“How can we be so good, when we organise ourselves in this sclerotic way?” vice-chancellor Richardson asked in her Oration earlier this month. “How much better would we be if we made decisions faster, if we were to build more trust between us so that we could make decisions more expeditiously?” At a couple of other points in her excellent, misleadingly reported, speech, she makes feints in the direction of university centralisation. There can be no mystery about why the problem of centralisation is such an important one for our University. But the minimal proposals Richardson indicates we should consider seem to me perfectly sensible and totally innocuous.
It is a point that is often ignored at the student level: Oxford operates at a severe financial deficit relative to other (American) universities in its weight class. It has a fifth of Harvard’s endowment, a quarter of Yale’s, a third of Princeton and Stanford’s. When it comes to hiring the best faculty, all else equal, Oxford can be out-bought; when it comes to exciting new research initiatives, Oxford must be warier in its commitments. Much of this is no doubt attributable to a difference in alumni culture. But two observations. First, it is surely right that the quality of fundraising operations is variable across colleges. Secondly, this only increases the pressure on the University to make good use of its resources: not, as Richardson laments, employ the equivalent of 30 full-time employees on processing expense claims.
It is also undoubtedly the case that the collegiate structure is the source of much that is extraordinary about the University. Furthermore, there is a real question about how far Oxford can go in the direction of unity without becoming, at a deep level, a different institution. A remark by Jerry Cohen has considerable force in this connection: “in addition to the consideration of what good we might do… there is also the consideration of what we are, of our identity, and we may legitimately have regard to our desire to preserve that identity.” Cohen observes that a university might have a “central, organising self-conception”; that even if a change might be better for undergraduates, graduates and faculty, there can still be reason not to go along with it. But to make changes is not to change everything; and the journey towards centralisation does not strike me as one, that, once embarked upon, is impossible to stop until it has reached some far-away endpoint.

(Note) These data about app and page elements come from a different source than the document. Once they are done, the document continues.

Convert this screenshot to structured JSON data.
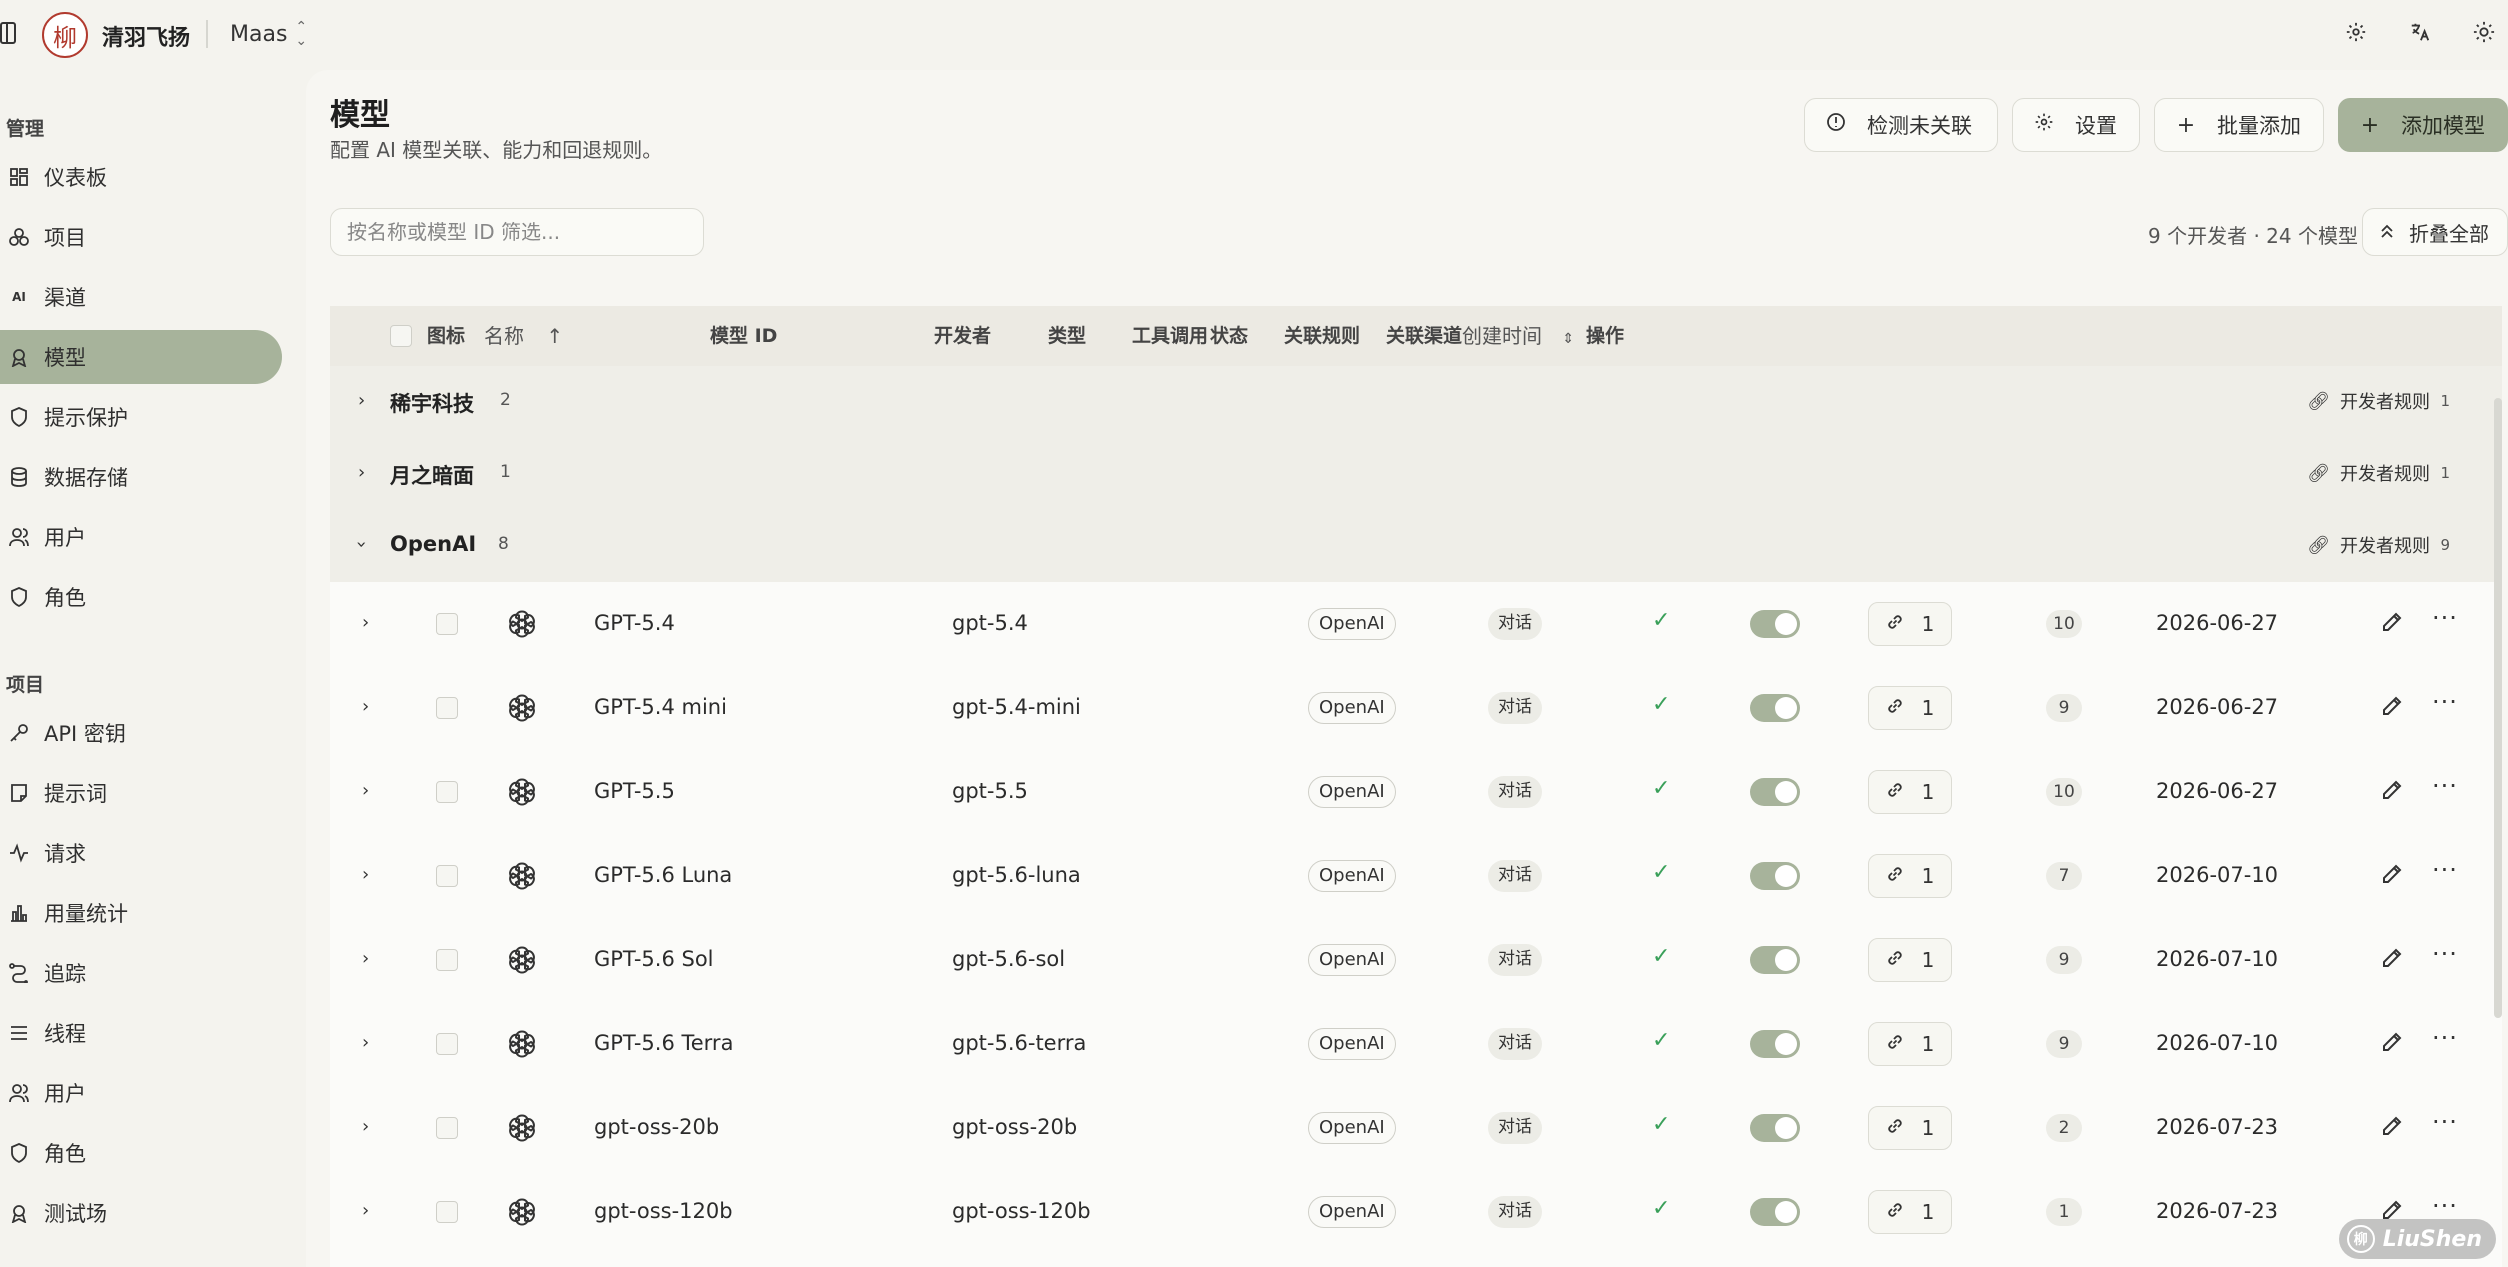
{
  "app": {
    "org_name": "清羽飞扬",
    "project": "Maas",
    "logo_char": "柳"
  },
  "sidebar": {
    "sections": [
      {
        "title": "管理",
        "items": [
          {
            "label": "仪表板",
            "icon": "dashboard-icon"
          },
          {
            "label": "项目",
            "icon": "projects-icon"
          },
          {
            "label": "渠道",
            "icon": "ai-channel-icon"
          },
          {
            "label": "模型",
            "icon": "model-icon",
            "active": true
          },
          {
            "label": "提示保护",
            "icon": "shield-icon"
          },
          {
            "label": "数据存储",
            "icon": "database-icon"
          },
          {
            "label": "用户",
            "icon": "users-icon"
          },
          {
            "label": "角色",
            "icon": "shield-icon"
          }
        ]
      },
      {
        "title": "项目",
        "items": [
          {
            "label": "API 密钥",
            "icon": "key-icon"
          },
          {
            "label": "提示词",
            "icon": "note-icon"
          },
          {
            "label": "请求",
            "icon": "activity-icon"
          },
          {
            "label": "用量统计",
            "icon": "bar-chart-icon"
          },
          {
            "label": "追踪",
            "icon": "trace-icon"
          },
          {
            "label": "线程",
            "icon": "list-icon"
          },
          {
            "label": "用户",
            "icon": "users-icon"
          },
          {
            "label": "角色",
            "icon": "shield-icon"
          },
          {
            "label": "测试场",
            "icon": "playground-icon"
          }
        ]
      }
    ]
  },
  "header": {
    "title": "模型",
    "subtitle": "配置 AI 模型关联、能力和回退规则。",
    "buttons": {
      "detect": "检测未关联",
      "settings": "设置",
      "batch_add": "批量添加",
      "add_model": "添加模型"
    }
  },
  "toolbar": {
    "search_placeholder": "按名称或模型 ID 筛选...",
    "summary": "9 个开发者 · 24 个模型",
    "collapse_all": "折叠全部"
  },
  "table": {
    "columns": {
      "icon": "图标",
      "name": "名称",
      "model_id": "模型 ID",
      "developer": "开发者",
      "type": "类型",
      "tool_call": "工具调用",
      "status": "状态",
      "rules": "关联规则",
      "channels": "关联渠道",
      "created": "创建时间",
      "actions": "操作"
    },
    "groups": [
      {
        "name": "稀宇科技",
        "count": "2",
        "expanded": false,
        "rule_label": "开发者规则",
        "rule_count": "1"
      },
      {
        "name": "月之暗面",
        "count": "1",
        "expanded": false,
        "rule_label": "开发者规则",
        "rule_count": "1"
      },
      {
        "name": "OpenAI",
        "count": "8",
        "expanded": true,
        "rule_label": "开发者规则",
        "rule_count": "9"
      }
    ],
    "rows": [
      {
        "name": "GPT-5.4",
        "model_id": "gpt-5.4",
        "developer": "OpenAI",
        "type": "对话",
        "tool_call": true,
        "enabled": true,
        "rules": "1",
        "channels": "10",
        "created": "2026-06-27"
      },
      {
        "name": "GPT-5.4 mini",
        "model_id": "gpt-5.4-mini",
        "developer": "OpenAI",
        "type": "对话",
        "tool_call": true,
        "enabled": true,
        "rules": "1",
        "channels": "9",
        "created": "2026-06-27"
      },
      {
        "name": "GPT-5.5",
        "model_id": "gpt-5.5",
        "developer": "OpenAI",
        "type": "对话",
        "tool_call": true,
        "enabled": true,
        "rules": "1",
        "channels": "10",
        "created": "2026-06-27"
      },
      {
        "name": "GPT-5.6 Luna",
        "model_id": "gpt-5.6-luna",
        "developer": "OpenAI",
        "type": "对话",
        "tool_call": true,
        "enabled": true,
        "rules": "1",
        "channels": "7",
        "created": "2026-07-10"
      },
      {
        "name": "GPT-5.6 Sol",
        "model_id": "gpt-5.6-sol",
        "developer": "OpenAI",
        "type": "对话",
        "tool_call": true,
        "enabled": true,
        "rules": "1",
        "channels": "9",
        "created": "2026-07-10"
      },
      {
        "name": "GPT-5.6 Terra",
        "model_id": "gpt-5.6-terra",
        "developer": "OpenAI",
        "type": "对话",
        "tool_call": true,
        "enabled": true,
        "rules": "1",
        "channels": "9",
        "created": "2026-07-10"
      },
      {
        "name": "gpt-oss-20b",
        "model_id": "gpt-oss-20b",
        "developer": "OpenAI",
        "type": "对话",
        "tool_call": true,
        "enabled": true,
        "rules": "1",
        "channels": "2",
        "created": "2026-07-23"
      },
      {
        "name": "gpt-oss-120b",
        "model_id": "gpt-oss-120b",
        "developer": "OpenAI",
        "type": "对话",
        "tool_call": true,
        "enabled": true,
        "rules": "1",
        "channels": "1",
        "created": "2026-07-23"
      }
    ]
  },
  "watermark": {
    "text": "LiuShen",
    "char": "柳"
  },
  "colors": {
    "accent": "#a7b39b",
    "check": "#3aa05a",
    "background": "#f4f3ee"
  }
}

There is a final point that we should address, concerning sentiments of the faculty, with which I, as an undergraduate, must be unacquainted. In a recent survey, Oxford academics expressed greater satisfaction with their University’s administration than those of any other UK university. This should not be lost sight of in the push for international competitiveness, unless the process become self-undermining. The way the situation appears to students is quite plausibly entirely different from the way it strikes those more intimately involved; indeed it cannot be ruled out that students only have access to the most superficial level of a problem that runs much deeper.